In 2016, 32.6 percent of Michigan households had income equal to or below two times the federal poverty level. This compares to 26.4 percent in 1999 — the last time Michigan had a strong economy and strong domestic auto industry.
Nationally, 31.8 percent of households in 2016 had income equal to or below two times the federal poverty level, which is up from 29.7 percent in 1999. So Michigan has moved from 3.3 percentage points fewer lower-income households to 0.8 percentage points more lower-income households compared to the nation since the turn of the century.
What about Minnesota, the Great Lakes’ most prosperous state? In 1999, 21.6 percent of Minnesota's households had income equal to or below two times the federal poverty level. In 2016, that had risen to 24.3 percent. So the proportion of lower-income households in Michigan compared to Minnesota has grown from 4.8 percent to 8.3 percent more.
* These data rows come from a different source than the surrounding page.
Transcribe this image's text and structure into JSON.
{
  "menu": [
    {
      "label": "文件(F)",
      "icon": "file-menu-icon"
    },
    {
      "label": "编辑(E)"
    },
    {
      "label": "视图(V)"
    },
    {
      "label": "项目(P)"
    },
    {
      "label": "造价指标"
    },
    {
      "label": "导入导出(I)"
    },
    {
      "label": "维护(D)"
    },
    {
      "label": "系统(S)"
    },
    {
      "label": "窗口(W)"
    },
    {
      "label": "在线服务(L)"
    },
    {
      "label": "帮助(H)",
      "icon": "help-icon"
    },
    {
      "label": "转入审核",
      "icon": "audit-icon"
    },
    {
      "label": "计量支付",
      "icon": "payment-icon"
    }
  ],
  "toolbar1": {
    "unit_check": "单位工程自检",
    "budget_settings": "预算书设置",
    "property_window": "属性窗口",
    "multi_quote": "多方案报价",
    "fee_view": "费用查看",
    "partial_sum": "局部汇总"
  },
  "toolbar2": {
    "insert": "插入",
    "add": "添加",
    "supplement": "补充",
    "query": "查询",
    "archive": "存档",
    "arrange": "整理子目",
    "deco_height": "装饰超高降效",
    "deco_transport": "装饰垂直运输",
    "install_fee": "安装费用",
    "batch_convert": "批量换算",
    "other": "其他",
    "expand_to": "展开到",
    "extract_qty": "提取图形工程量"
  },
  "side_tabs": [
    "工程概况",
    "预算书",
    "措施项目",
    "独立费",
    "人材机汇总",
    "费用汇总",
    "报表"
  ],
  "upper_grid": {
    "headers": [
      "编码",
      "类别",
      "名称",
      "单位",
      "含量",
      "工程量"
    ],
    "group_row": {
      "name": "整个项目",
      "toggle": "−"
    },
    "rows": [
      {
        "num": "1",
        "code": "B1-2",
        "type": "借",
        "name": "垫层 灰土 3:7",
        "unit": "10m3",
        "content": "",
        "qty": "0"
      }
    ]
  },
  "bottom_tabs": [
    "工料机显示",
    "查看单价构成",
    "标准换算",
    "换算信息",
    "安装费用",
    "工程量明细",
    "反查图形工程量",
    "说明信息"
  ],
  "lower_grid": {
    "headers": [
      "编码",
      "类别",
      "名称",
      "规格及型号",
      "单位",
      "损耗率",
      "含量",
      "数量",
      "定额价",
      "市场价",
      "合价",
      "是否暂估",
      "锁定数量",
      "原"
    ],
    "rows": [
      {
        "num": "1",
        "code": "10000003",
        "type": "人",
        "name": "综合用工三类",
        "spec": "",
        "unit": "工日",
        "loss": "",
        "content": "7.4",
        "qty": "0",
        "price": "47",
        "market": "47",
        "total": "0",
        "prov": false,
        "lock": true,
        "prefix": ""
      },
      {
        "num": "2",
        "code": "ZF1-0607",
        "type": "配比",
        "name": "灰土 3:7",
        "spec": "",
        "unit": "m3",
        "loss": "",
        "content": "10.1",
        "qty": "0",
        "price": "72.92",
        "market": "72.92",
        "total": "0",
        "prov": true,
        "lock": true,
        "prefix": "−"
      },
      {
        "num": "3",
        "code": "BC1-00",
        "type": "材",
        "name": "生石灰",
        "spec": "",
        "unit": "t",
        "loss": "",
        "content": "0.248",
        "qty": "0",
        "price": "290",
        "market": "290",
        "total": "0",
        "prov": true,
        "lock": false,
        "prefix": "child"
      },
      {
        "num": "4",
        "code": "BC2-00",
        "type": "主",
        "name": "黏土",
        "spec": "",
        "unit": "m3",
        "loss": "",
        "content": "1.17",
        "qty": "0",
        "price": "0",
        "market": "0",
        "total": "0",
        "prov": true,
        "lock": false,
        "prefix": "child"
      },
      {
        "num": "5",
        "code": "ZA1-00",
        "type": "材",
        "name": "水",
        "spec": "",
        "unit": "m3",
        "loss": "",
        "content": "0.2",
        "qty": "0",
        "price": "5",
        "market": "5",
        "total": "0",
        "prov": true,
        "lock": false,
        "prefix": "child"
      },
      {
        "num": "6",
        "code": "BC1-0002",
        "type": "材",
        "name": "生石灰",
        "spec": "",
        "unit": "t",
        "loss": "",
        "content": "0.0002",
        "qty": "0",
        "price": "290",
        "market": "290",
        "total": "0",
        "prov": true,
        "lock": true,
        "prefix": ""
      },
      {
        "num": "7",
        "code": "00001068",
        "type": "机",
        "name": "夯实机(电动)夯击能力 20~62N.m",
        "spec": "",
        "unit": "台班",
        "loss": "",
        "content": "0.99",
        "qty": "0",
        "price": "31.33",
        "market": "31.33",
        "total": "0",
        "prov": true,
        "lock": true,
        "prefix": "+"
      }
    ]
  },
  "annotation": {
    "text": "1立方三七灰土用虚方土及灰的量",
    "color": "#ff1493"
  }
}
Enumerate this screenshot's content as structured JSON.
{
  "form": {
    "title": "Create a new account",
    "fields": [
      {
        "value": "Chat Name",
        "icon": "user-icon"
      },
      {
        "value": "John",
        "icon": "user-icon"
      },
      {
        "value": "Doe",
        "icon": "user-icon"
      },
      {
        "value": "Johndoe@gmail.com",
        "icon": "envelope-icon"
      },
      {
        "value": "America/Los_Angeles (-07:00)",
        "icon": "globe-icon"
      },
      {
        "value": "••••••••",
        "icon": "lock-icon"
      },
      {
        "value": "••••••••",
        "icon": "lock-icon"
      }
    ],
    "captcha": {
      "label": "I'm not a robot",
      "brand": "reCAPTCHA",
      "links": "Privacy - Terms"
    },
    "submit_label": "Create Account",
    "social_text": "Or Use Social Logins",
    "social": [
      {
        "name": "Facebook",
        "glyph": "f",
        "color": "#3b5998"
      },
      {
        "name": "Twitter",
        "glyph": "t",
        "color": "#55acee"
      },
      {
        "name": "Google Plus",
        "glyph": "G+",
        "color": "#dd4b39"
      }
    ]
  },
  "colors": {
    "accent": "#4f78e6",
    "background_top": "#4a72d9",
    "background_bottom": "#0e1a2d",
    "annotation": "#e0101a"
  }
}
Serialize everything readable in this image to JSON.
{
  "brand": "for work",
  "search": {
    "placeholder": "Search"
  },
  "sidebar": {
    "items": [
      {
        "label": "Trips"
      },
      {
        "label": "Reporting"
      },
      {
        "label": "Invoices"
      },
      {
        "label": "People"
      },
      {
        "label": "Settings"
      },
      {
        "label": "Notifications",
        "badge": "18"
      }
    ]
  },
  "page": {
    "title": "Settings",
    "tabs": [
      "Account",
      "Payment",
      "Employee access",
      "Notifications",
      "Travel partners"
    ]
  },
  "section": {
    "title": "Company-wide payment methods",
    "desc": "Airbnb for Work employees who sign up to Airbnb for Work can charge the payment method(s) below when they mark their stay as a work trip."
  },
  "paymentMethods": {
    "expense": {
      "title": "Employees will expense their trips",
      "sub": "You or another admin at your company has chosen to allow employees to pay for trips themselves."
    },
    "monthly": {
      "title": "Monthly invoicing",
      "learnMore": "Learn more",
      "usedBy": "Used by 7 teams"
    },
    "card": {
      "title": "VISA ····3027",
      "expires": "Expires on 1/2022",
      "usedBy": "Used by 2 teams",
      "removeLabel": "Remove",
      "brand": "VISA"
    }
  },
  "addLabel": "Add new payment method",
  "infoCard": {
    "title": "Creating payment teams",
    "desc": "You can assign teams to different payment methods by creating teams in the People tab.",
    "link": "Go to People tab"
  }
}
Why has the proportion of Michigan households with income equal to or below the federal poverty level grown since 1999 and risen faster here than the nation or Minnesota? Two chief reasons:
1. Too many of us are not working. In 2000, Michigan was 2 percentage points above the national average in the proportion of those 16 and older working; in 2017, the state was 1.5 percentage points below. If the same proportion of Michiganders worked as Minnesotans there would be 725,000 more Michiganders working.
2. Too many Michiganders working in low wage and benefit jobs. In 2000, Michigan was 1 percent below the national average in employment earnings (wages and employer-paid benefits) per capita; in 2017, the state was 12 percent below. Minnesota is 11 percent above, or $7,000 higher than Michigan.
This, of course, is more evidence that now is not the time for celebration as way too many of our political and business leaders are doing.
To meet this challenge requires the transformation of state economic policy. We should start with a new mission: raising household income for all. It should now be clear that having a growing economy, or a low unemployment rate, or being business friendly — all of which have been the goals of state policymakers now and in the past — does not lead to an economy that benefits all.
We need state economic policies that both create more good-paying (wages and benefits) jobs and prepare far more of us for the good-paying jobs of today and tomorrow. And because no matter how strong the economy is, there are going to be lots of low-paying jobs — 40 percent of current jobs in Michigan pay less than $15 an hour — we need to make shared prosperity an economic priority.
We also need to figure out how to get the far too many Michigan adults who have dropped out of the labor market back to work. That means helping people deal with all the barriers to employment, including mental and physical health, transportation, child care, addiction, housing and the criminal justice system. Let’s not assume that a too generous safety net is the prime cause of folks not working. Minnesota has a much more generous safety net than Michigan and, as we have seen, a much higher proportion of adults working.
Lou Glazer is president of Michigan Future Inc.